You May Also Like
NEBRASKA CPA EXAM & LICENSE REQUIREMENTS 2020
Here is how to become a CPA in Nebraska.
The field of accountancy continues to grow at a healthy pace. As the economy grows, tax codes becomes increasingly complex, as does compliance and every other aspect of business and finance. Therefore, if you are an accountant or are considering the field, you will want to investigate your state’s requirements for the profession’s top license: the Certified Public Accountant (CPA). Every state has unique requirements, and Nebraska is no exception. Here is how to become a CPA in Nebraska.
Nebraska has no age limitations for CPAs, but it does ask that you have a Social Security number, meet their residency requirement and complete 150 semester hours of academic work. You will not need to be a U.S. citizen, but the state will ask that you pass an Ethics exam. Nebraska has a more stringent requirement for real-world experience than other states, and asks for the completion of two years of supervised work.
Nebraska is one of several states that requires you to complete 150 hours of academic work before you take the CPA exam. Those hours must include the acquisition of a bachelor’s degree as well as plenty of courses in upper-level and/or graduate courses. Since a bachelor’s program often takes only 120 hours, you will be best served by continuing your education at the postgraduate level. Accountants are in high demand, and those with advanced degrees, such as the Master of Accountancy (MAcc), are all the more esteemed in the workplace.
To satisfy the Nebraska Board of Public Accountancy, your transcripts must reflect certain types of courses. To start, you will need to work with your advisor to ensure that you complete 30 hours of upper-level accounting courses, including, but not limited to the following subjects:
- Financial Accounting Theory
- Managerial/Cost Accounting
- Information Systems
- Accounting for Government and/or Non-Profits
You will also need 36 hours of courses in business-related classes, including these types of topics:
- Macro Economics
- Micro Economics
- Business Law
- Business Communications
- Business Ethics

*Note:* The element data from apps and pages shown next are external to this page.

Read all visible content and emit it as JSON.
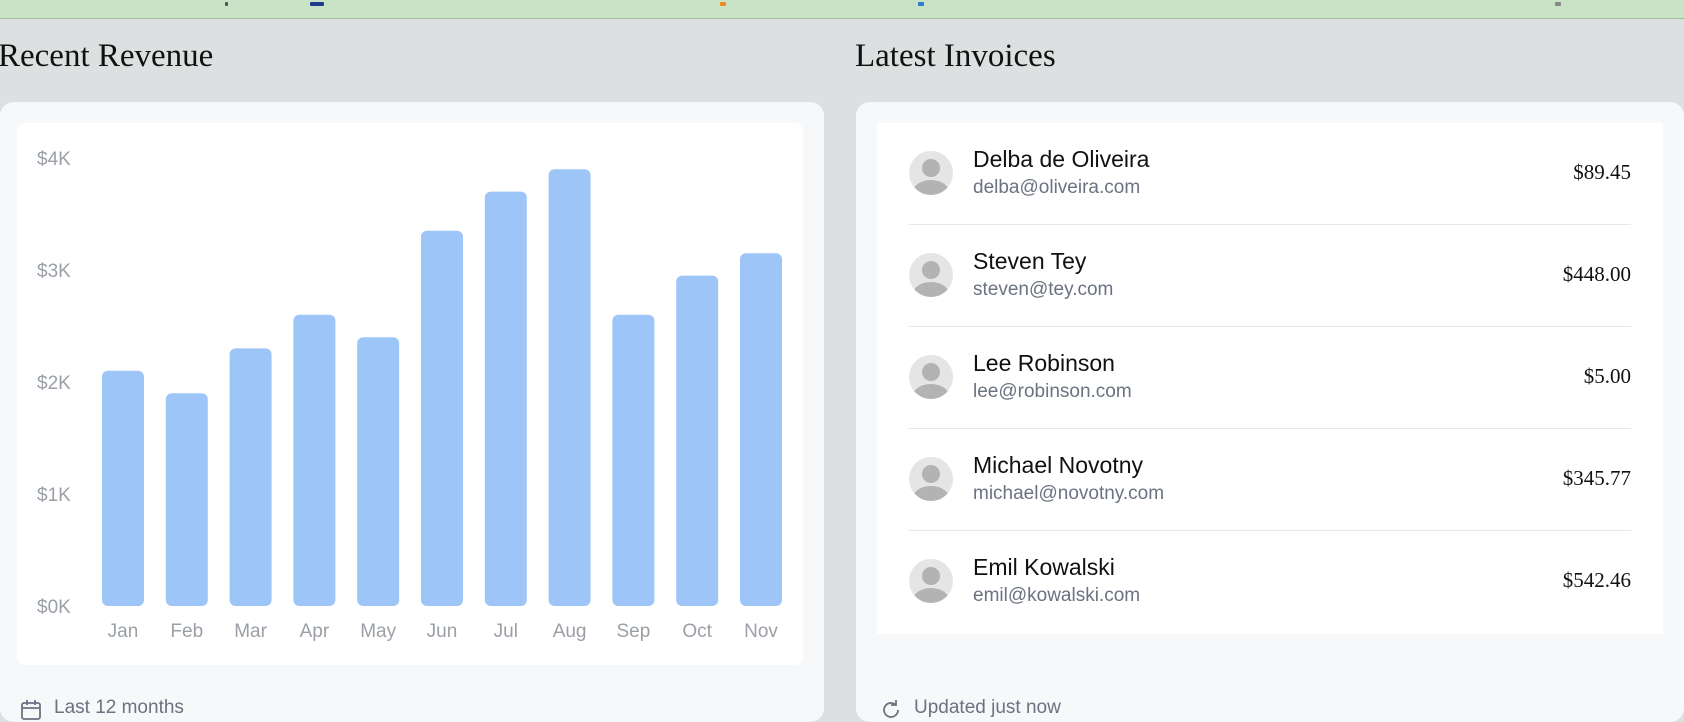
{
  "revenue": {
    "title": "Recent Revenue",
    "footer_text": "Last 12 months",
    "footer_icon": "calendar-icon"
  },
  "invoices": {
    "title": "Latest Invoices",
    "footer_text": "Updated just now",
    "footer_icon": "refresh-icon",
    "rows": [
      {
        "name": "Delba de Oliveira",
        "email": "delba@oliveira.com",
        "amount": "$89.45",
        "avatar_icon": "user-avatar-icon"
      },
      {
        "name": "Steven Tey",
        "email": "steven@tey.com",
        "amount": "$448.00",
        "avatar_icon": "user-avatar-icon"
      },
      {
        "name": "Lee Robinson",
        "email": "lee@robinson.com",
        "amount": "$5.00",
        "avatar_icon": "user-avatar-icon"
      },
      {
        "name": "Michael Novotny",
        "email": "michael@novotny.com",
        "amount": "$345.77",
        "avatar_icon": "user-avatar-icon"
      },
      {
        "name": "Emil Kowalski",
        "email": "emil@kowalski.com",
        "amount": "$542.46",
        "avatar_icon": "user-avatar-icon"
      }
    ]
  },
  "colors": {
    "bar": "#9ec5f8",
    "background": "#dde0e1",
    "panel": "#f7f8f9",
    "topbar": "#c9e3c6"
  },
  "chart_data": {
    "type": "bar",
    "categories": [
      "Jan",
      "Feb",
      "Mar",
      "Apr",
      "May",
      "Jun",
      "Jul",
      "Aug",
      "Sep",
      "Oct",
      "Nov"
    ],
    "values": [
      2100,
      1900,
      2300,
      2600,
      2400,
      3350,
      3700,
      3900,
      2600,
      2950,
      3150
    ],
    "ytick_labels": [
      "$0K",
      "$1K",
      "$2K",
      "$3K",
      "$4K"
    ],
    "ytick_values": [
      0,
      1000,
      2000,
      3000,
      4000
    ],
    "ylim": [
      0,
      4000
    ],
    "grid": false,
    "title": "",
    "xlabel": "",
    "ylabel": ""
  }
}
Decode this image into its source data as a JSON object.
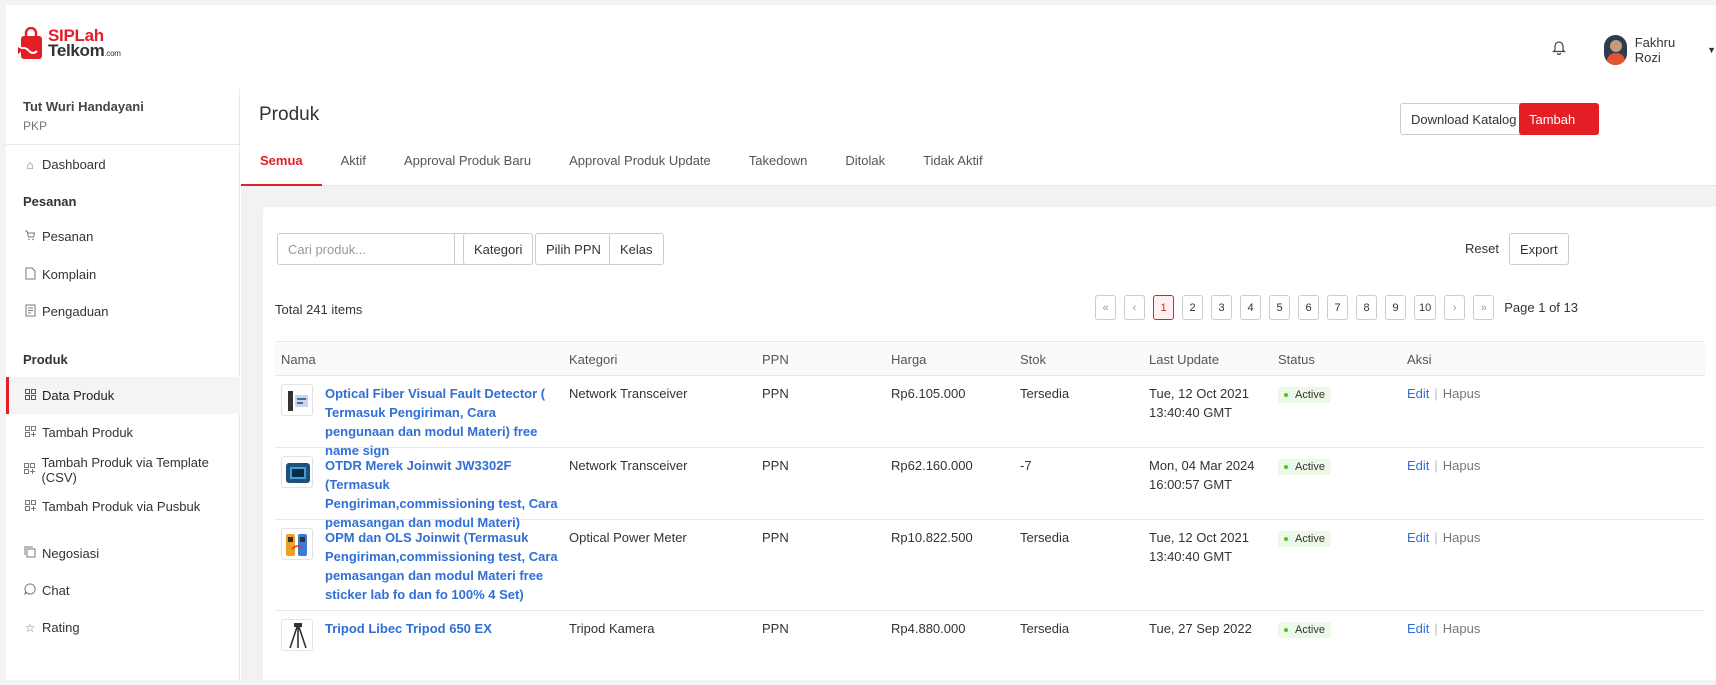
{
  "brand": {
    "line1_a": "SIPLah",
    "line2": "Telkom",
    "line2_small": ".com"
  },
  "header": {
    "user_name": "Fakhru Rozi"
  },
  "sidebar": {
    "org_name": "Tut Wuri Handayani",
    "org_type": "PKP",
    "dashboard": "Dashboard",
    "section_pesanan": "Pesanan",
    "pesanan": "Pesanan",
    "komplain": "Komplain",
    "pengaduan": "Pengaduan",
    "section_produk": "Produk",
    "data_produk": "Data Produk",
    "tambah_produk": "Tambah Produk",
    "tambah_csv": "Tambah Produk via Template (CSV)",
    "tambah_pusbuk": "Tambah Produk via Pusbuk",
    "negosiasi": "Negosiasi",
    "chat": "Chat",
    "rating": "Rating"
  },
  "page": {
    "title": "Produk",
    "download_label": "Download Katalog",
    "add_label": "Tambah",
    "tabs": [
      "Semua",
      "Aktif",
      "Approval Produk Baru",
      "Approval Produk Update",
      "Takedown",
      "Ditolak",
      "Tidak Aktif"
    ]
  },
  "filters": {
    "search_placeholder": "Cari produk...",
    "kategori": "Kategori",
    "ppn": "Pilih PPN",
    "kelas": "Kelas",
    "reset": "Reset",
    "export": "Export"
  },
  "list": {
    "total": "Total 241 items",
    "pages": [
      "«",
      "‹",
      "1",
      "2",
      "3",
      "4",
      "5",
      "6",
      "7",
      "8",
      "9",
      "10",
      "›",
      "»"
    ],
    "current_page": "1",
    "page_info": "Page 1 of 13"
  },
  "table": {
    "headers": [
      "Nama",
      "Kategori",
      "PPN",
      "Harga",
      "Stok",
      "Last Update",
      "Status",
      "Aksi"
    ],
    "edit": "Edit",
    "sep": "|",
    "delete": "Hapus",
    "rows": [
      {
        "name": "Optical Fiber Visual Fault Detector ( Termasuk Pengiriman, Cara pengunaan dan modul Materi) free name sign",
        "kategori": "Network Transceiver",
        "ppn": "PPN",
        "harga": "Rp6.105.000",
        "stok": "Tersedia",
        "update1": "Tue, 12 Oct 2021",
        "update2": "13:40:40 GMT",
        "status": "Active"
      },
      {
        "name": "OTDR Merek Joinwit JW3302F (Termasuk Pengiriman,commissioning test, Cara pemasangan dan modul Materi)",
        "kategori": "Network Transceiver",
        "ppn": "PPN",
        "harga": "Rp62.160.000",
        "stok": "-7",
        "update1": "Mon, 04 Mar 2024",
        "update2": "16:00:57 GMT",
        "status": "Active"
      },
      {
        "name": "OPM dan OLS Joinwit (Termasuk Pengiriman,commissioning test, Cara pemasangan dan modul Materi free sticker lab fo dan fo 100% 4 Set)",
        "kategori": "Optical Power Meter",
        "ppn": "PPN",
        "harga": "Rp10.822.500",
        "stok": "Tersedia",
        "update1": "Tue, 12 Oct 2021",
        "update2": "13:40:40 GMT",
        "status": "Active"
      },
      {
        "name": "Tripod Libec Tripod 650 EX",
        "kategori": "Tripod Kamera",
        "ppn": "PPN",
        "harga": "Rp4.880.000",
        "stok": "Tersedia",
        "update1": "Tue, 27 Sep 2022",
        "update2": "",
        "status": "Active"
      }
    ]
  },
  "colors": {
    "accent": "#e31e24",
    "link": "#2f6fd6",
    "status_bg": "#ecf8e8",
    "status_dot": "#52c41a"
  }
}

- Principles of Accounting
Once you have completed your coursework, you will qualify to sit for the CPA examination. You must send official transcripts from every institution you have attended, even if it was for a single course. Some registrars can send official transcripts electronically, but if not, send the sealed—and your transcripts must be sealed—envelope to:

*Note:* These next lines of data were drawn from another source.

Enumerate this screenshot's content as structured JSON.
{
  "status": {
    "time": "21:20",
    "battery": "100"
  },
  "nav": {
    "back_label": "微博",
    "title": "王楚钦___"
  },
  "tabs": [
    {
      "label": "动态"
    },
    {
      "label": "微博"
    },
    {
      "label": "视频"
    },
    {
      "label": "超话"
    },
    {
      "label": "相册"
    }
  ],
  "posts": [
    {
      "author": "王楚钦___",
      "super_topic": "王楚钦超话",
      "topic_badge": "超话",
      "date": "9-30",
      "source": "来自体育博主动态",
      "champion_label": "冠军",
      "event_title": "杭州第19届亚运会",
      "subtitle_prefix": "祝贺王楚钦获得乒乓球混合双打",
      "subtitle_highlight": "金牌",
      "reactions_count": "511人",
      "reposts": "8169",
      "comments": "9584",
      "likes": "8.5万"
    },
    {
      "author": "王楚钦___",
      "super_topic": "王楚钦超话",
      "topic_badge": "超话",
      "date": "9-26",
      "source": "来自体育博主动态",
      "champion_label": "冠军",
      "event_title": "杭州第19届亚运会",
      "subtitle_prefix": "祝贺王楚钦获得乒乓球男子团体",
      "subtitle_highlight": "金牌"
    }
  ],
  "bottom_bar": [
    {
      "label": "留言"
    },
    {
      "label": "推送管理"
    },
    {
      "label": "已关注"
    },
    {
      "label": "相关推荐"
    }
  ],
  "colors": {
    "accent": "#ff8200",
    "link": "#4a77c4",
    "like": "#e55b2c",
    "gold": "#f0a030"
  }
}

CPA Examination Services – NE
P.O. Box 198469
Nashville, TN 37219
Once your transcripts have been accepted, you will receive a Notice to Schedule (NTS). Upon receipt of the NTS, you have six months to schedule and sit for at least one portion of the 4-part exam. If you fail to take one portion of the test in that window, you will have to reapply and pay your application fee again.
Make sure that you are as prepared as you possibly be. Applicants often must retake all or part of the exam before they are able to pass it all. You might seek out commercial, non-credit preparation courses, or self-study modules that you can work on at your own pace. Since the exam is so difficult, you might find others who wish to study in groups to prepare. Nevertheless, you will be expected to show mastery of these four aspects of accountancy:
- Financial Accounting and Reporting–This section covers financial reporting frameworks from several industry experts. Candidates are asked to compare statements that reflect different reporting standards.
- Auditing and Attestation–This part tests your knowledge of the International Standards of Auditing as well as U.S. standards.
- Regulation–Your professional and legal responsibilities are covered in this section of the test.
- Business Environment and Concepts–This portion covers general business concepts and international business. Your writing skills will be tested as well in this portion.
Once you pass the exam, you will be provided a CPA certificate, but not a full license. You will be able to use the designation on business correspondence, but you will not be allowed to sign financial reporting documents.
After you pass the CPA test, you will need to pass an Ethics exam prepared by the American Institute of Certified Public Accountants (AICPA). You can order a CD-ROM from the AICPA that includes an 11-hour self-study ethics course and a series of multiple choice questions for study and review. The exam itself is open-book and you must pass with a score of 90 or better.
The AICPA is a professional organization that also creates the CPA exam. They will be a valuable resource for you as a practicing accountant.
Nebraska’s work requirements are above and beyond the norm. The state requires two years prior to licensure, where other states require one. You will need to work under a licensed CPA who can sign off on your application and vouch for your competency in the field.
Your career as a Nebraska CPA is bound to be rewarding. To discover more about the career and state licensure, including renewals, reinstatements and continuing education, visit the board’s website: Nebraska Board of Public Accountancy.